Exercise directions:
Repeat the whole listing exactly as written.

Material shown:
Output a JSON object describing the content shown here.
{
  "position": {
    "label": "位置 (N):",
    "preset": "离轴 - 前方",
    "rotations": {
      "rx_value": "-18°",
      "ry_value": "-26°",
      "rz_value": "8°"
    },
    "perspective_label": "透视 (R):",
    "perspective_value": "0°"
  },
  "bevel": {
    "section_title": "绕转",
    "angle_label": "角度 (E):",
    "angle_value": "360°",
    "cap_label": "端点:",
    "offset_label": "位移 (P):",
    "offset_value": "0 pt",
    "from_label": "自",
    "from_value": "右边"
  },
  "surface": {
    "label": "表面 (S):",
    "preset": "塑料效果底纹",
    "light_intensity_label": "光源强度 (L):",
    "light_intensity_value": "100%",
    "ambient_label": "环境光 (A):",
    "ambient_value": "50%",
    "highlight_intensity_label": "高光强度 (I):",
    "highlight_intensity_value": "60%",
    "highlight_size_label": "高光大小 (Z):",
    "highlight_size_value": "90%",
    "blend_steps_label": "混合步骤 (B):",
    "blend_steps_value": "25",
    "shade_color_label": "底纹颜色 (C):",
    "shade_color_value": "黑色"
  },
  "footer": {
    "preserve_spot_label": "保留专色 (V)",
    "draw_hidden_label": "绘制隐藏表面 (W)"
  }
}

Written response:
Output a JSON object describing the content shown here.
{
  "position": {
    "label": "位置 (N):",
    "preset": "离轴 - 前方",
    "rotations": {
      "rx_value": "-18°",
      "ry_value": "-26°",
      "rz_value": "8°"
    },
    "perspective_label": "透视 (R):",
    "perspective_value": "0°"
  },
  "bevel": {
    "section_title": "绕转",
    "angle_label": "角度 (E):",
    "angle_value": "360°",
    "cap_label": "端点:",
    "offset_label": "位移 (P):",
    "offset_value": "0 pt",
    "from_label": "自",
    "from_value": "右边"
  },
  "surface": {
    "label": "表面 (S):",
    "preset": "塑料效果底纹",
    "light_intensity_label": "光源强度 (L):",
    "light_intensity_value": "100%",
    "ambient_label": "环境光 (A):",
    "ambient_value": "50%",
    "highlight_intensity_label": "高光强度 (I):",
    "highlight_intensity_value": "60%",
    "highlight_size_label": "高光大小 (Z):",
    "highlight_size_value": "90%",
    "blend_steps_label": "混合步骤 (B):",
    "blend_steps_value": "25",
    "shade_color_label": "底纹颜色 (C):",
    "shade_color_value": "黑色"
  },
  "footer": {
    "preserve_spot_label": "保留专色 (V)",
    "draw_hidden_label": "绘制隐藏表面 (W)"
  }
}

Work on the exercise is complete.